When the results came back, we learned that we had “positive results” for chlorpyrifos. And this was certainly one of those times where “positive” did not mean “good.” Neither of these readings were taken at a time when one of the fields adjacent to our farm was applying pesticides. Instead, both readings came at a time when the target field was at least a half-mile away.
It was at this moment I learned something else. Chlorpyrifos drifts from its target application easily and well. Particle drift of pesticides occurs during the spray, or application, process. Smaller particles of the pesticide can be carried by the wind to locations outside of the intended spray zone. Some pesticides are more prone to drift than others, and chlropyrifos is among those that drift easily.
TWA – Time Weighted Average; REL – Reference Exposure Level
As I reviewed our test results, I was astonished to learn that one set of positive readings was the result of an application that was over a half-mile away and, while the wind was coming our way, the wind speed did not exceed five miles an hour.
I started to ask myself how much exposure people like Tammy, my partner, and I have had to chlorpyrifos over the years? How much did we inadvertently allow our farmworkers, often college or high school students – somebody’s children – to be exposed to these chemicals? And what about the neighbors’ children? Clearly chlorpyrifos travels through the air and is finding its way into our bodies. And we knew its use was, and still is, ubiquitous in our state.
EPA needs to affirm and complete the chlorpyrifos ban
I realize that it is often difficult for people to fully appreciate and understand the dangers chlorpyrifos poses to those who are regularly exposed to it – until they or someone they care for experiences it for themselves. I am ashamed to admit that I was among those people. But now I have had some of my own experiences and I believe it is important to share them with you – hoping you will understand without going through this process of discovery by exposure.

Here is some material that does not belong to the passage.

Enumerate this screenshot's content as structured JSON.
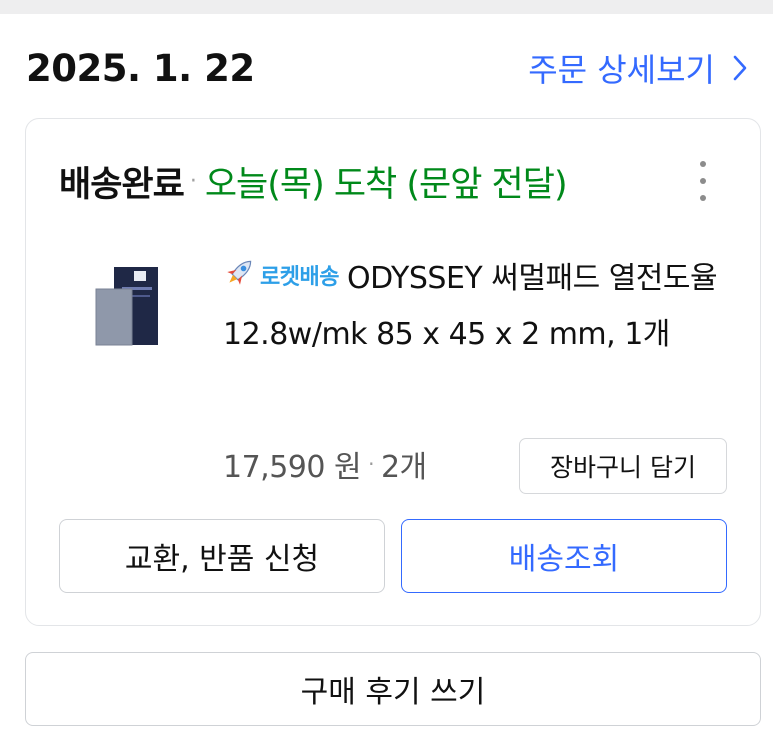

This is why it is important for the EPA to re-establish the chlorpyrifos ban on food and feed products. But, that, by itself, isn’t the whole story. The food ban does not impact corn crops for ethanol, or row crops used for seed production. It does not remove its availability for ornamental plants or roadside applications. This is why I believe the EPA should go further and simply ban its use entirely.
It’s for the good of farmworkers who spend their days outdoors and in harm’s way. It’s for the children in communities who play next door to fields that receive regular applications of this chemical. It’s for you and me, because we don’t need persistent doses of this dangerous pesticide in our lives any longer.